Friarton Bridge began to be constructed in 1975. The estimated cost was approximately £6 million. The final cost was approximately £8 million. Eight pairs of reinforced concrete pillars carry the deck. The nine spans of the bridge vary in length from 63m to 174m which is the river span. The navigation clearance is 25m as the bridge crosses the river. The bridge is a box-girder bridge. The girders were manufactured in Darlington and Chepstow.
When deciding where to place the bridge the Craigend Interchange to the south, Kinnoull Hill cliff to the north, the position of the railway line and the Salmon Fishing Bothy at Lairwell had to be taken into account. Another consideration was whether to cross the river with one span or in a number of spans with piers in the river. The cost of any bridge is directly related to the length of the main span. The longer the main span the more expensive the bridge. With piers in the river there is always the possibility of collisions. Dredgers use the river daily. There are fairly large cargo vessels which use Perth harbour. In September each year up to 50 in a month use the Harbour to transport grain to the Low Countries. The height of the biggest cargo ships determines the necessary clearance over the river. It was decided to erect a steel bridge as a concrete bridge would have required more piers.

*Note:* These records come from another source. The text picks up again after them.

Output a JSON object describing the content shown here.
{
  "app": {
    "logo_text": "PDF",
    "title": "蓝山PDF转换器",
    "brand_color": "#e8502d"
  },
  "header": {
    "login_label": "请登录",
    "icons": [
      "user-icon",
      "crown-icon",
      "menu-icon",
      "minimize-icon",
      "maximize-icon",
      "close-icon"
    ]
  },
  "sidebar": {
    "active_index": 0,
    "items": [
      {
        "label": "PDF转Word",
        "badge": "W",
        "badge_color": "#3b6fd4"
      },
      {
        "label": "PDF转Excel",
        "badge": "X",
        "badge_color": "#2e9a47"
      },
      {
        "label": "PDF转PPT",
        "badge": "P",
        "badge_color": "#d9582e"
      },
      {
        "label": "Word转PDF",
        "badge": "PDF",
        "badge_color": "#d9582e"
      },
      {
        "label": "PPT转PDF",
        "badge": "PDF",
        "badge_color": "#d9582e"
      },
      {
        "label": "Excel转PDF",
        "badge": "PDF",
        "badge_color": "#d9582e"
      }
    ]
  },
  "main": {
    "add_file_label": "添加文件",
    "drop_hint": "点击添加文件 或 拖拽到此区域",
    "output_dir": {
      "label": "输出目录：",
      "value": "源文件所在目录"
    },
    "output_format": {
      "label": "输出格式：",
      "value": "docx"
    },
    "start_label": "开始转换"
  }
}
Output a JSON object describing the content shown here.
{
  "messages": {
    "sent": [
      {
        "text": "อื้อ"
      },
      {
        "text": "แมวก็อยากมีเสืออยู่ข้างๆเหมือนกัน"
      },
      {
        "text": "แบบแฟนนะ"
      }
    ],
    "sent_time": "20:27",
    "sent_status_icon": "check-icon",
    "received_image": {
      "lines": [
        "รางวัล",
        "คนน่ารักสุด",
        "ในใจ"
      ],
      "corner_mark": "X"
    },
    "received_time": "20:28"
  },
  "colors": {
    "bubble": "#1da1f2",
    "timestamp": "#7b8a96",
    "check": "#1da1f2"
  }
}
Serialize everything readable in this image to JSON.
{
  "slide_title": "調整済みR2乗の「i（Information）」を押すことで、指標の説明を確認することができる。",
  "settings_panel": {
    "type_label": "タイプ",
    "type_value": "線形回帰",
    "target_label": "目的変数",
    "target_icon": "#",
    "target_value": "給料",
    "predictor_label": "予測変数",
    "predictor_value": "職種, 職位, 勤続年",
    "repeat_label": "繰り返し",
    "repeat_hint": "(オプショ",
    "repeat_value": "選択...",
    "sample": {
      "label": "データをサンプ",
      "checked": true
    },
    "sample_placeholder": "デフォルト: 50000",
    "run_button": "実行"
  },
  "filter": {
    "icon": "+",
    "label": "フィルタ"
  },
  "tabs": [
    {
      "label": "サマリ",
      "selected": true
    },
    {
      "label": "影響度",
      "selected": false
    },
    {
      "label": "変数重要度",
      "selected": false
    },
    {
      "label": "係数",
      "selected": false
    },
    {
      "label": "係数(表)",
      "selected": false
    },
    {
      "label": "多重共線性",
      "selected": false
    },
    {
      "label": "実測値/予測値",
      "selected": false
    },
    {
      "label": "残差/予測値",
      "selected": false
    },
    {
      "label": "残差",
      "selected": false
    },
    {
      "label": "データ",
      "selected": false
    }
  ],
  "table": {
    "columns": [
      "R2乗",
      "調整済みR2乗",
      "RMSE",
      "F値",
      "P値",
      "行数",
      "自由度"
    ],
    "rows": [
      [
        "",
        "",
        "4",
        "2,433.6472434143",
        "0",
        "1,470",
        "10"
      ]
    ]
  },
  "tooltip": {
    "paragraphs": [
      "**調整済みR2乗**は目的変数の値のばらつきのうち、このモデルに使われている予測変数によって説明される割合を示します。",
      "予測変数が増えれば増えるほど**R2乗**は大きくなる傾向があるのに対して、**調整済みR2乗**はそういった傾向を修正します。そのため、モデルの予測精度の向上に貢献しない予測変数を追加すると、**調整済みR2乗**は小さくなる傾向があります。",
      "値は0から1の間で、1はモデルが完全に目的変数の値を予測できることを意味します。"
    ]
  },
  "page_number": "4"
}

On Friarton Bridge the width of the box girders is 4.3m. The girders form parallel lines. Each girder carries a reinforced concrete deck and the deck carries one carriageway of the new road. The carriageway is 7.3m wide. The box girders vary from 10.5m to 25m in length and were brought by road to the site. The ends of each box had a horizontal cut so that the girders fitted together smoothly for welding. This also allowed for the curve on the bridge and ensured that the girders would land exactly in the piers and also finally that each part of the bridge built from each river bank would meet and join in the centre at the mid-point. Between the piers the box girders were built on an upward curve so that they would deflect and sag between the piers when the concrete carriageway was laid. Very high precision accuracy was required. There is also weld shrinkage after the actual welding is done. This was calculated to be one quarter of an inch so that that length was added to each box girder. Constant checking and correction was necessary. Surveys for this were always done at dawn as during the day the sun would cause expansion of the box girders on one or other side of the bridge. It was essential to have parallel alignment. The climate (temperature) of the area also has to be considered. The expansion and contraction of the bridge must also be incorporated in the design. The steel girders are attached to the top of the concrete piers. As the girders expand or contract the columns (piers) will bend fifteen inches in either direction. The box girders were lifted by crane on the banks or hoisted by lifting beams from a raft on the river. All the welds were x-rayed to ensure there were no weaknesses. The concrete deck was formed of lightweight aggregate from the power station ash. Using this makes the bridge cost less. There was 200mm thickness of reinforced concrete. Then a layer (20mm) of maestro asphalt was laid (water proof) and finally a 45mm layer of rolled asphalt.
The consultant engineers were Freeman Fox & Partners.The main contractor was Cleveland Bridge & Engineering Company. Friarton Bridge cost approximately £8 million and was opened in summer 1978.